Service Desk vs. Help Desk
A help desk facilitates rapid fixes, but a service desk concentrates on providing end users with a service that focuses on comprehensive customer service. This is the primary distinction between help desk and service desk assistance. An addition to current IT activities is a support desk. Help desk support might be viewed as a subset of all service desk skills.
Service desks facilitate the delivery of IT services throughout the full service-based ecosystem, which is a significant distinction between service desk and help desk systems.
Service desk solutions are currently regarded as modern IT service assistance, although based on individual IT requirements, different businesses will place different values in the help desk vs. service desk argument.
The majority of IT professionals concur that each organization will want different things from its help desk and service desk alternatives.
Understanding specific IT support requirements and implementing a system that is best for organizing and resolving issues is advantageous for businesses.
Managed IT services
Managed IT services are the IT services provided by an organization that is contracted out to an outside provider of managed IT services. The managed service provider assumes full accountability for the organization’s overall IT operations, including 24/7 monitoring, on-demand IT assistance, and problem-solving.
The fact that the managed service provider takes on the duty of delivering services to its customers and that proactive strategic IT choices are made and communicated to client’s sets managed IT services apart from traditional IT services in a significant way. Therefore, managed IT service providers go beyond being simple on-demand service providers and serve as technical advisors to their clients in the area of IT deployment.

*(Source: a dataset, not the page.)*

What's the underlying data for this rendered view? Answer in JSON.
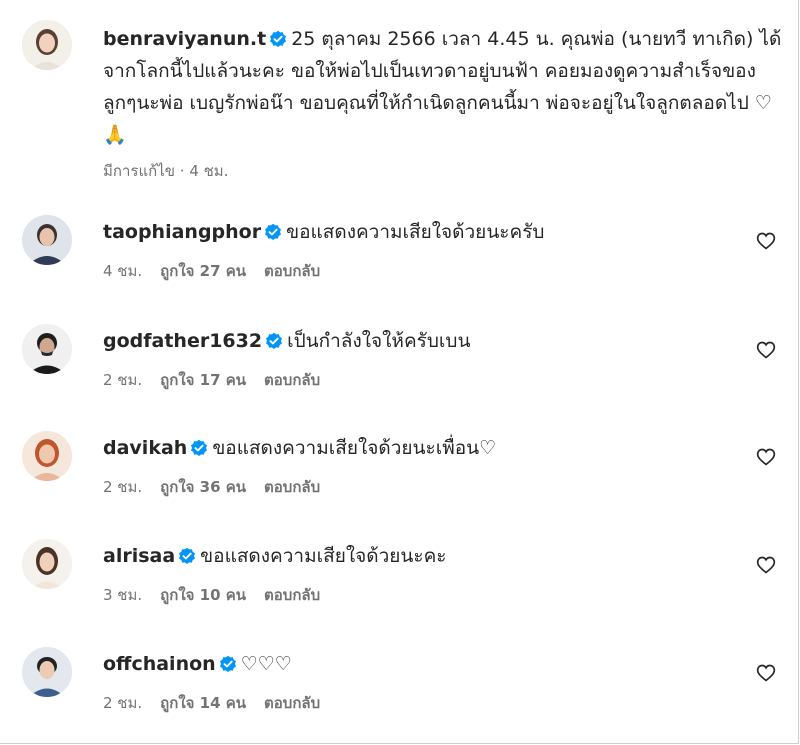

Customers are often charged based on the services they receive from a managed service provider, who typically offers a pay per usage pricing plan. In order to lower their IT risk and be prepared for technological upheavals in the future, more and more organizations are switching to the managed IT services model rather of outsourcing individual IT tasks. The support provided by the service provider is described in an IT managed services brochure, which also clarifies what managed IT services are.
Many technological systems, including computers, phones, networks, and passwords, keep small-medium business (SMBs) operating and their data secure. However, many SMBs lack the time, resources, or expertise necessary to manage these systems internally.
That’s where managed IT services come in.
Managed IT services advantages
The largest companies in the world prioritize IT. Because they bring in the necessary income, they can develop top-notch internal IT teams. Small-medium business (SMBs) must overcome the difficulty of identifying a remedy to close that gap and level the playing field. Smart business owner’s use managed IT services when they find themselves in this situation.
What Your Business Can Gain from Help Desk and Service Desk Options
While both systems provide crucial support, successful businesses may not necessarily require both help desk and service desk offerings. A help desk can satisfy all tactical demands and offer business users prompt IT support to address critical issues for smaller businesses that do not require a more comprehensive service desk alternative. Effective help desk contact assistance results in more productive business practices that promote the expansion of business operations.
Businesses that prioritize corporate strategy and optimal IT performance benefit from having a service desk. In order to handle particular demands and difficulties, each IT process components are examined on a software and processing level. All business operations are covered by comprehensive IT support thanks to the option to embed help desk features within a service desk.
Your company’s IT policies and procedures strongly depend on user expectations as well as business requirements. By contracting out your IT needs, you may obtain specialized services and advice that are suited to your company’s objectives.
By offering safe IT Management Services that advance your company’s operations, CTS makes your demands simpler. Contact us right now!